Aim of the exercise: Would you work out how many lines below include the word "type"? Only that number is wanted.

(Dataset records)
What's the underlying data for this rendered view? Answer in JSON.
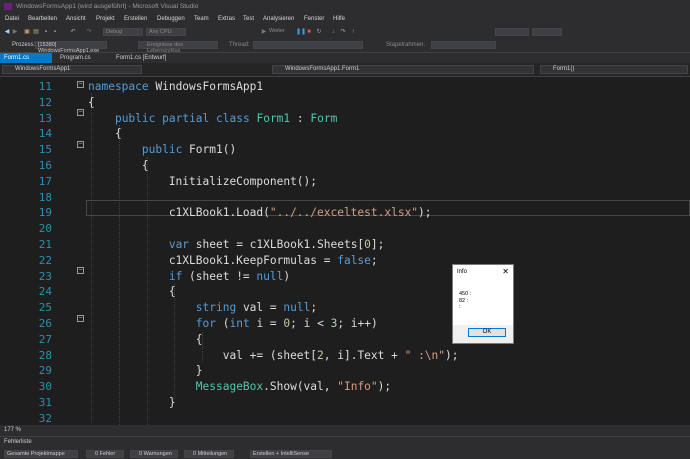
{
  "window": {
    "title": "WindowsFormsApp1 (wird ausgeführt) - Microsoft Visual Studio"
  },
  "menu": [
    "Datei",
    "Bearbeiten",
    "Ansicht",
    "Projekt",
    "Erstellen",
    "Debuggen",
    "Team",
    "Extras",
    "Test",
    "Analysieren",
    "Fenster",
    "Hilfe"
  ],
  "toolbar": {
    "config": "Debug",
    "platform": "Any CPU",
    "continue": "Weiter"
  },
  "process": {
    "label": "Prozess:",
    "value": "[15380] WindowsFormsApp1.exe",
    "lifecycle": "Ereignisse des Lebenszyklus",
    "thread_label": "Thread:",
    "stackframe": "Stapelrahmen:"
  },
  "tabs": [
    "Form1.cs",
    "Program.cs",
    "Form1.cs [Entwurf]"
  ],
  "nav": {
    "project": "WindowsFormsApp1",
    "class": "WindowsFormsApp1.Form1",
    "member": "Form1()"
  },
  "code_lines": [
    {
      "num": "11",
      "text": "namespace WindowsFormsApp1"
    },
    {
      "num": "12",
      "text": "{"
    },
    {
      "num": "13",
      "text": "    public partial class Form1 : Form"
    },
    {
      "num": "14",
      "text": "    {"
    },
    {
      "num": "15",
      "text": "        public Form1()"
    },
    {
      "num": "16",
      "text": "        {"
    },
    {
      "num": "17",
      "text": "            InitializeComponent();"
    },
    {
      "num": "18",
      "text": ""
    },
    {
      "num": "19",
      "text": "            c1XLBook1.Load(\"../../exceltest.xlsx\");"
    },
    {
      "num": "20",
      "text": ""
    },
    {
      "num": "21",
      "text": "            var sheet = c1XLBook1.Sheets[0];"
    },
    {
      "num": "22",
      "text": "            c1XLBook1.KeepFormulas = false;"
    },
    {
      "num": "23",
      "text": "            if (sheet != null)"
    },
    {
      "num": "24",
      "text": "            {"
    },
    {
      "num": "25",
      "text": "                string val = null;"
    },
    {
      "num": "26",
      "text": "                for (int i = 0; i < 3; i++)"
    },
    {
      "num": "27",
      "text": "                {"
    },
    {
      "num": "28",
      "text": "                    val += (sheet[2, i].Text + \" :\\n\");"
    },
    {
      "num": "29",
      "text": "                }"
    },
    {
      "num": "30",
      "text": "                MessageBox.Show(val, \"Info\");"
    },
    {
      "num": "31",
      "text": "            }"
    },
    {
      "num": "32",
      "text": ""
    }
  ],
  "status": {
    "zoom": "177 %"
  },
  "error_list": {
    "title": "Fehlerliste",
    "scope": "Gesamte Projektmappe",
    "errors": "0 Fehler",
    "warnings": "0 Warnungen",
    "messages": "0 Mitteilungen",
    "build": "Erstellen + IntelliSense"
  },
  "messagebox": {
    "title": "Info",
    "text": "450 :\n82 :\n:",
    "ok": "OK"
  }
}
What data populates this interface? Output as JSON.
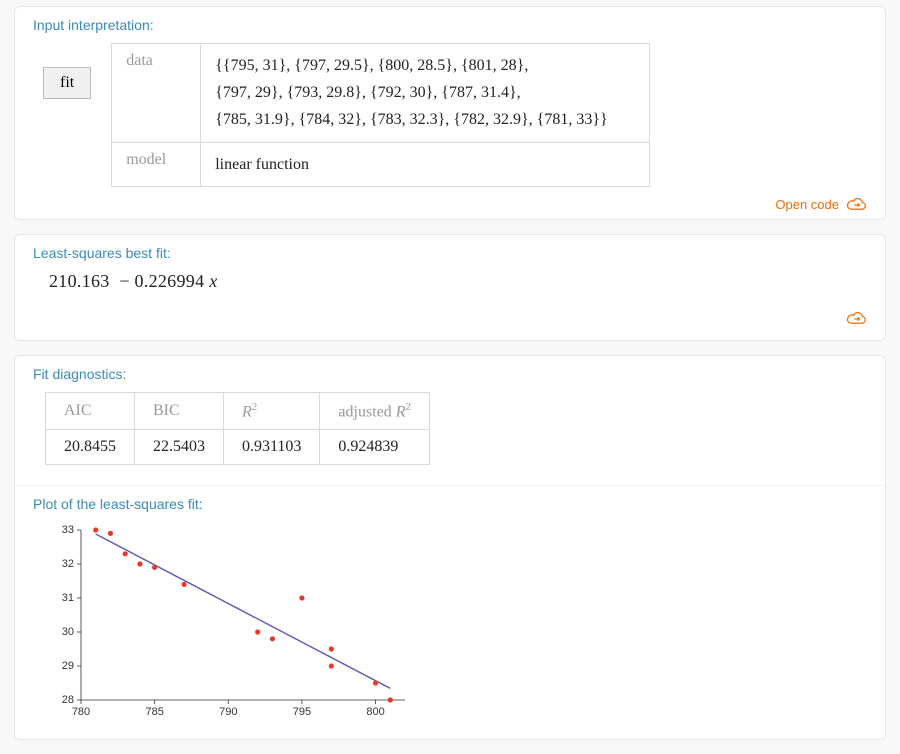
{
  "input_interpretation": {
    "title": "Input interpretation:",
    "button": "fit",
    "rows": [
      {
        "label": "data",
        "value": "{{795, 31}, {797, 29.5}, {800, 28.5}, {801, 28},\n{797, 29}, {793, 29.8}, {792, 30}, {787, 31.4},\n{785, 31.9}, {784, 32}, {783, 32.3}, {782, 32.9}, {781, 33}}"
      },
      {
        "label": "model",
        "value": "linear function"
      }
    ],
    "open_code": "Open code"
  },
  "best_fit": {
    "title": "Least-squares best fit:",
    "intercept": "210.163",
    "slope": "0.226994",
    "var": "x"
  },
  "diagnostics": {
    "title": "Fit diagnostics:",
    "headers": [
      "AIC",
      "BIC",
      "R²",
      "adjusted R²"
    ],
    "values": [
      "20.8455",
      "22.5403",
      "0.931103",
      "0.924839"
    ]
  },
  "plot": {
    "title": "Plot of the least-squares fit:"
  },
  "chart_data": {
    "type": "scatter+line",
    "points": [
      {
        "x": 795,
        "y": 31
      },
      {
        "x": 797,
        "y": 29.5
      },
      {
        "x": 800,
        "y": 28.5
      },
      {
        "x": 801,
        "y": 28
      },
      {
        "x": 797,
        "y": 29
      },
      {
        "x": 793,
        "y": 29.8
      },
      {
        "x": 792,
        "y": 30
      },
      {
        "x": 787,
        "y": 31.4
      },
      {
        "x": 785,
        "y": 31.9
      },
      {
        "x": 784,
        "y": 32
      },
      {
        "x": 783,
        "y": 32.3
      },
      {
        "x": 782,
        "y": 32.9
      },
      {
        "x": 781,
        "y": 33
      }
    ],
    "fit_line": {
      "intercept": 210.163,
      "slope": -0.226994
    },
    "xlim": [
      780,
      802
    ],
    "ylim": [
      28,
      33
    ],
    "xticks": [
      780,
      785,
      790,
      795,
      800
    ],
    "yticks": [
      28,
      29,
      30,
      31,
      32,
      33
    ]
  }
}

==

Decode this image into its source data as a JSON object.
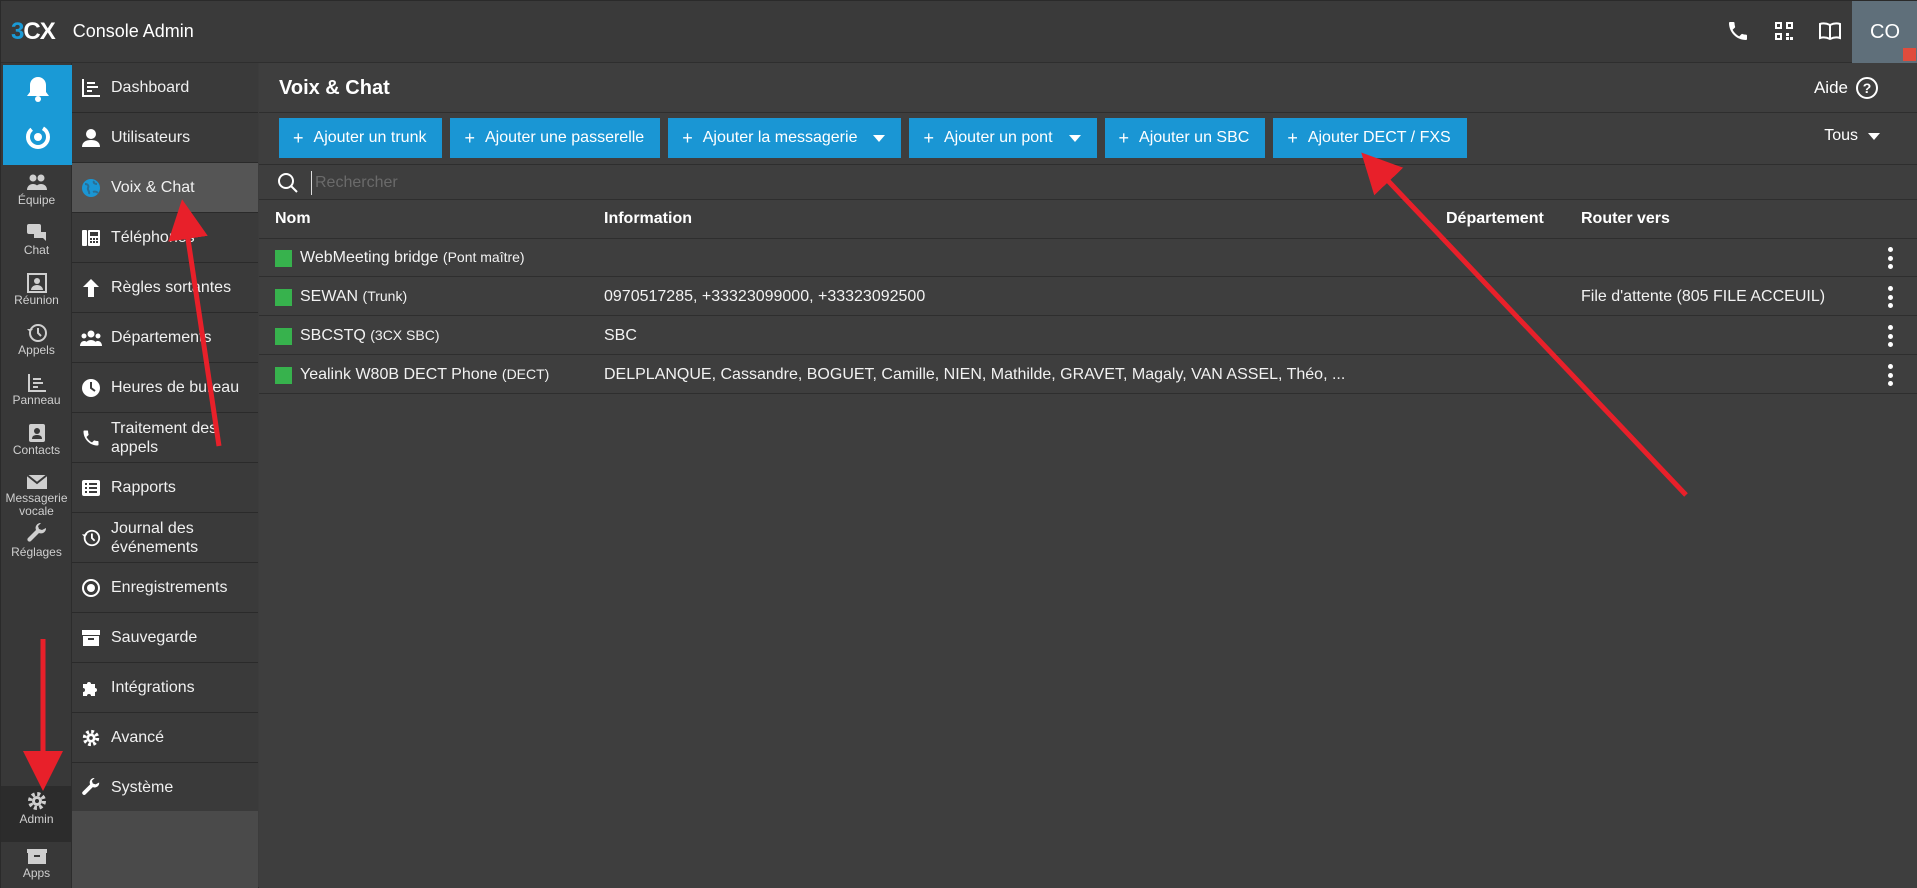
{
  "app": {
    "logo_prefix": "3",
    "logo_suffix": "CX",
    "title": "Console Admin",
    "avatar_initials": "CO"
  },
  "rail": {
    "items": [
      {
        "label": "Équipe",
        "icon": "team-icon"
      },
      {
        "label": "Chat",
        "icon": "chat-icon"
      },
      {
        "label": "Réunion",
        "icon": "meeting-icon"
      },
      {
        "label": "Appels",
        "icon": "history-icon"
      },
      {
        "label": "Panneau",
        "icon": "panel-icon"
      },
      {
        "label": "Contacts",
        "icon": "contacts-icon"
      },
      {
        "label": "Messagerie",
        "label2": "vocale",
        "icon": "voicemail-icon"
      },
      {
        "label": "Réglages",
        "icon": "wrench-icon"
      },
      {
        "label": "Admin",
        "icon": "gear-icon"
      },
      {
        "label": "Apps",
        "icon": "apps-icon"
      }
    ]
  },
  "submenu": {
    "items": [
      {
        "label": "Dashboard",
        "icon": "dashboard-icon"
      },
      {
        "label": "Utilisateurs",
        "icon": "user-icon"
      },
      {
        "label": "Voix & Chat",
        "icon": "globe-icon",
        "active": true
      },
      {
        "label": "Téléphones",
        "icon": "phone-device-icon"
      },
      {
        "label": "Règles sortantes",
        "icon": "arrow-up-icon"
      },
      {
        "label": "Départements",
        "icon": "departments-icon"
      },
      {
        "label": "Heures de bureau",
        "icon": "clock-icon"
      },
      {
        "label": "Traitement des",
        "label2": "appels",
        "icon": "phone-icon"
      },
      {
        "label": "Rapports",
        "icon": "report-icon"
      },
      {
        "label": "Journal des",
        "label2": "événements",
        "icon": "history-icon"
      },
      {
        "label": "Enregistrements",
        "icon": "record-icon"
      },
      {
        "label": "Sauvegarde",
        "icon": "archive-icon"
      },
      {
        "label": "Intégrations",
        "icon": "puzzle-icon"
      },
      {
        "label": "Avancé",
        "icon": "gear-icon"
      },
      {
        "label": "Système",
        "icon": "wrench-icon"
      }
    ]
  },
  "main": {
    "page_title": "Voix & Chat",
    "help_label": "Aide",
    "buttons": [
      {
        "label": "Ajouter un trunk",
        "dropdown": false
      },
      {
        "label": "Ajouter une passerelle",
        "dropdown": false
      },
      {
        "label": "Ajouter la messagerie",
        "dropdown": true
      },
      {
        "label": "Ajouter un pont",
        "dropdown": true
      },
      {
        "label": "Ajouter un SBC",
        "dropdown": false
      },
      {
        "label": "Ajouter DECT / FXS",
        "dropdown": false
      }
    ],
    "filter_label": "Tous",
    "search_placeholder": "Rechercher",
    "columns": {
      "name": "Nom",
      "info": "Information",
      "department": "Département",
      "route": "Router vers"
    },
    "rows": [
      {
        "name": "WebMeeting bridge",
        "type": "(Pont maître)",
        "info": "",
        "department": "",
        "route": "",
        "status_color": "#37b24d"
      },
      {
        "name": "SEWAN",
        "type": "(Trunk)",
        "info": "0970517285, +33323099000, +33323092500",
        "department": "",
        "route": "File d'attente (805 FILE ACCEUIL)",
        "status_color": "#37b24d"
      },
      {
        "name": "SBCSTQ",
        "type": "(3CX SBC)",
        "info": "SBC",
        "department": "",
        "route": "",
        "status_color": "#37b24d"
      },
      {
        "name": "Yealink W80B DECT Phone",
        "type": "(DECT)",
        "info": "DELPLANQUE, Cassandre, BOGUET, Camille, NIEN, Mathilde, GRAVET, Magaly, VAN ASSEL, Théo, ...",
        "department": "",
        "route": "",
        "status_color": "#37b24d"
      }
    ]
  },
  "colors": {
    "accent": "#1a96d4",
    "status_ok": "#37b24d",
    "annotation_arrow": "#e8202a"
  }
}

Result for this task: 5